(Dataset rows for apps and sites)
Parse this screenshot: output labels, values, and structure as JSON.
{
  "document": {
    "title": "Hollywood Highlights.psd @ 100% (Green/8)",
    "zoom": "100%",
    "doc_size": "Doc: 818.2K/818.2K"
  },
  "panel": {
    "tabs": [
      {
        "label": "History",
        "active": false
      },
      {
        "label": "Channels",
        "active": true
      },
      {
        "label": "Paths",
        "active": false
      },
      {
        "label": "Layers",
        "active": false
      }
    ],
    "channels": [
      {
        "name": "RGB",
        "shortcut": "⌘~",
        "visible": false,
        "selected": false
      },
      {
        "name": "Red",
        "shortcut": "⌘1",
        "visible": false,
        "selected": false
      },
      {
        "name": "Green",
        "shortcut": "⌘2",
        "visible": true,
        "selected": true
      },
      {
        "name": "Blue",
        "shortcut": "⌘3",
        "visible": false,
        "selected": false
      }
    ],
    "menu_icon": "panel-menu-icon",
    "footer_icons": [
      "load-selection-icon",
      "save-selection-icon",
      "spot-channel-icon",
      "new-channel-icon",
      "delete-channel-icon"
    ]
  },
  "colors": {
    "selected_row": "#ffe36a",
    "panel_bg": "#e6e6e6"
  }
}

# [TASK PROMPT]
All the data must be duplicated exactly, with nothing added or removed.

# [TASK RESULT]
Parse this screenshot: output labels, values, and structure as JSON.
{
  "document": {
    "title": "Hollywood Highlights.psd @ 100% (Green/8)",
    "zoom": "100%",
    "doc_size": "Doc: 818.2K/818.2K"
  },
  "panel": {
    "tabs": [
      {
        "label": "History",
        "active": false
      },
      {
        "label": "Channels",
        "active": true
      },
      {
        "label": "Paths",
        "active": false
      },
      {
        "label": "Layers",
        "active": false
      }
    ],
    "channels": [
      {
        "name": "RGB",
        "shortcut": "⌘~",
        "visible": false,
        "selected": false
      },
      {
        "name": "Red",
        "shortcut": "⌘1",
        "visible": false,
        "selected": false
      },
      {
        "name": "Green",
        "shortcut": "⌘2",
        "visible": true,
        "selected": true
      },
      {
        "name": "Blue",
        "shortcut": "⌘3",
        "visible": false,
        "selected": false
      }
    ],
    "menu_icon": "panel-menu-icon",
    "footer_icons": [
      "load-selection-icon",
      "save-selection-icon",
      "spot-channel-icon",
      "new-channel-icon",
      "delete-channel-icon"
    ]
  },
  "colors": {
    "selected_row": "#ffe36a",
    "panel_bg": "#e6e6e6"
  }
}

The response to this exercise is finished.